President Bush lifted the spirits of bone-weary rescue workers here today in a tightly controlled inspection of the shattered remains of the World Trade Center, where the search-and-rescue crews continued to labor amid dwindling hope that they will find more survivors.
Surrounded by applauding firefighters, police officers, construction tradesmen, local politicians and others, Bush saw for himself the deadly result of the two hijacked aircraft that smashed into the trade center's twin, 110-story towers Tuesday morning as part of the worst terrorist attack in U.S. history.

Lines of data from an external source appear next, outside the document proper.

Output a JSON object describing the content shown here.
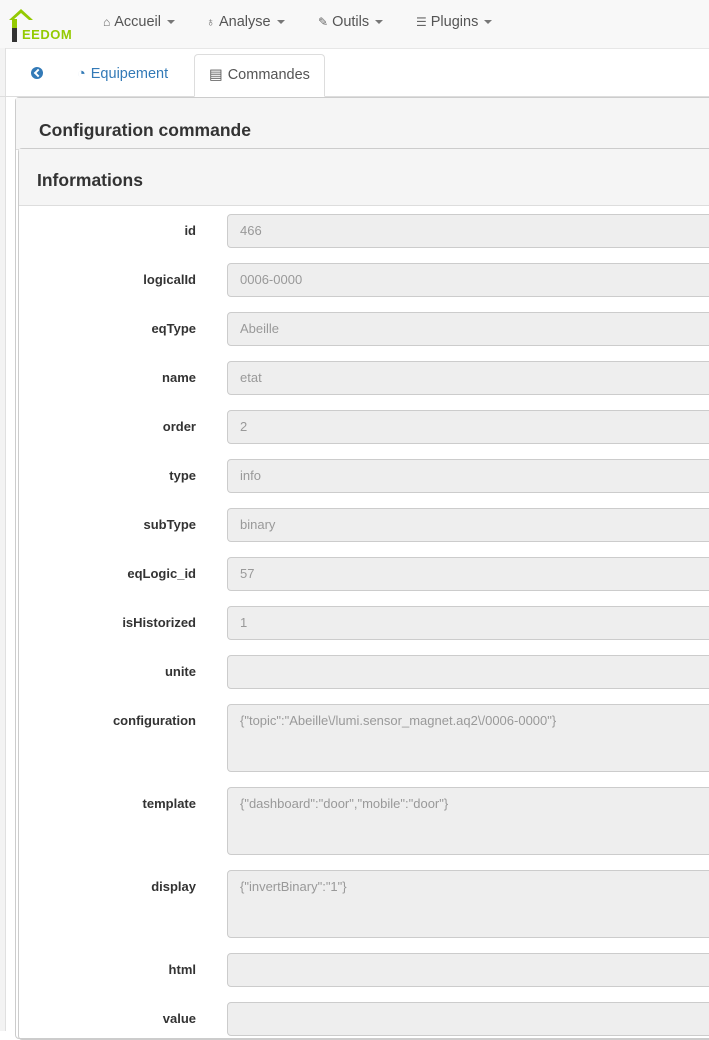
{
  "nav": {
    "brand": "EEDOM",
    "items": [
      {
        "label": "Accueil",
        "icon": "home-icon"
      },
      {
        "label": "Analyse",
        "icon": "stethoscope-icon"
      },
      {
        "label": "Outils",
        "icon": "wrench-icon"
      },
      {
        "label": "Plugins",
        "icon": "tasks-icon"
      }
    ]
  },
  "tabs": {
    "equipement": "Equipement",
    "commandes": "Commandes"
  },
  "panel": {
    "title": "Configuration commande",
    "section": "Informations"
  },
  "fields": [
    {
      "label": "id",
      "value": "466"
    },
    {
      "label": "logicalId",
      "value": "0006-0000"
    },
    {
      "label": "eqType",
      "value": "Abeille"
    },
    {
      "label": "name",
      "value": "etat"
    },
    {
      "label": "order",
      "value": "2"
    },
    {
      "label": "type",
      "value": "info"
    },
    {
      "label": "subType",
      "value": "binary"
    },
    {
      "label": "eqLogic_id",
      "value": "57"
    },
    {
      "label": "isHistorized",
      "value": "1"
    },
    {
      "label": "unite",
      "value": ""
    },
    {
      "label": "configuration",
      "value": "{\"topic\":\"Abeille\\/lumi.sensor_magnet.aq2\\/0006-0000\"}"
    },
    {
      "label": "template",
      "value": "{\"dashboard\":\"door\",\"mobile\":\"door\"}"
    },
    {
      "label": "display",
      "value": "{\"invertBinary\":\"1\"}"
    },
    {
      "label": "html",
      "value": ""
    },
    {
      "label": "value",
      "value": ""
    }
  ]
}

Speaking through a bullhorn from atop a pile of rubble, his arm draped around veteran New York firefighter Bob Beckwith, Bush said: "America today is on bended knee in prayer for the people whose lives were lost here, for the workers who work here, for the families that mourn. This nation stands with the good people of New York City, and New Jersey and Connecticut, as we mourn the loss of thousands of our citizens."
Someone in the crowd shouted, "I can't hear you," and Bush replied: "I can hear you. The rest of the world hears you. And the people who knocked these buildings down will hear all of us soon."
The workers began pumping their fists and erupted in a chant: "USA! USA! USA!"
Before his remarks, Bush took a 10-minute helicopter tour with Mayor Rudolph W. Giuliani and New York Gov. George Pataki, surveying the smoldering rubble with welding arcs lighting up the gray day. He said later that he was "shocked at the size of the destruction." Security was extraordinarily tight and Air Force One was escorted by fighter jets on the journey from Washington.
Before Bush arrived, prayer services were held across the city, and tonight there were candlelight vigils at Lincoln Center Plaza and other locations. Rain fell here Thursday night and this morning New York was shrouded in gray drizzle. The wet weather slowed the painstaking task of removing debris, which became heavier and slippery as dust turned to mud.
The skies gradually cleared during the day, but not so the grim reality at the southern tip of Manhattan Island.
The numbers released by officials only hinted at the extent of the death and destruction. Three days after the collapse of the twin towers, only 124 bodies have been removed from the rubble, and 59 of those have been identified. But authorities said that 4,717 people have been reported missing.
Of those who did escape the carnage, about 3,200 people have been treated at local hospitals, they said. Many of those were rescue workers suffering from respiratory and eye problems caused by the acrid smoke that billowed from the ruins.
Giuliani said that 13,000 tons of debris have been removed from the World Trade Center site in 1,400 truckloads. But an immense amount of rubble remains littering the ground.
As the search-and-rescue work continued, local officials warned that the spread of rumors and false reports would hinder the efforts of the rescue crews. One such incident Thursday night led to the arrest of a woman who claimed to have had cellular phone contact with 10 people buried alive under the trade center's collapsed Tower One.
Authorities charged the woman with reckless endangerment and making false reports and were also investigating whether federal charges can be filed against her.
"She's a nut," Police Commissioner Bernard Kerik declared at a news conference today. He said the woman, wearing medical scrubs, approached rescue workers and claimed that her husband was a Port Authority police officer and that he had called her from the rubble and said he was trapped with nine other people. Eventually, authorities determined that the name and badge number she supplied were false, but by then rescuers were already furiously digging into the debris.
"This is extremely dangerous," Kerik said. "We have thousands of people working at the site, and people got very aggressive. There are firefighters and cops on those lines with brothers, family members, partners who they are looking for. They are very emotional about what they are doing."
Giuliani today also turned his attention to a longer-term problem that confronts this city -- the economic impact from the terrorist attack and all the disruptions that it caused.
The three New York area airports -- La Guardia, John F. Kennedy and Newark -- resumed operations this morning. The New York Stock Exchange and Nasdaq Stock Market are scheduled to reopen Monday, and Giuliani prodded other businesses in the financial district to do the same.
Congress approved a major aid measure for New York this morning and a state package of emergency funding is already on the way to the city. Giuliani said he hoped that business leaders will not decide to rebuild their companies elsewhere.
"We're very concerned about the loss of jobs and helping businesses to rebuild," Giuliani said. "They will get a significant amount of help so that they cannot only reestablish but grow and flourish even more."
Economic recovery is a long-term task, but for those New Yorkers with missing loved ones, there was only one immediate concern. They gathered again today at the Armory on Lexington Avenue as the rain drenched the fluttering photos taped to every available surface. Many of the photo posters contained phone numbers, pleas for help and poignant messages. "We Love You Daddy. Come Home," one said.
Some of the people who came to the Armory today brought with them items that could signal the end of their fragile hopes. They carried T-shirts, hairbrushes and toothbrushes, from which DNA samples could be extracted to aid in identifying the dead.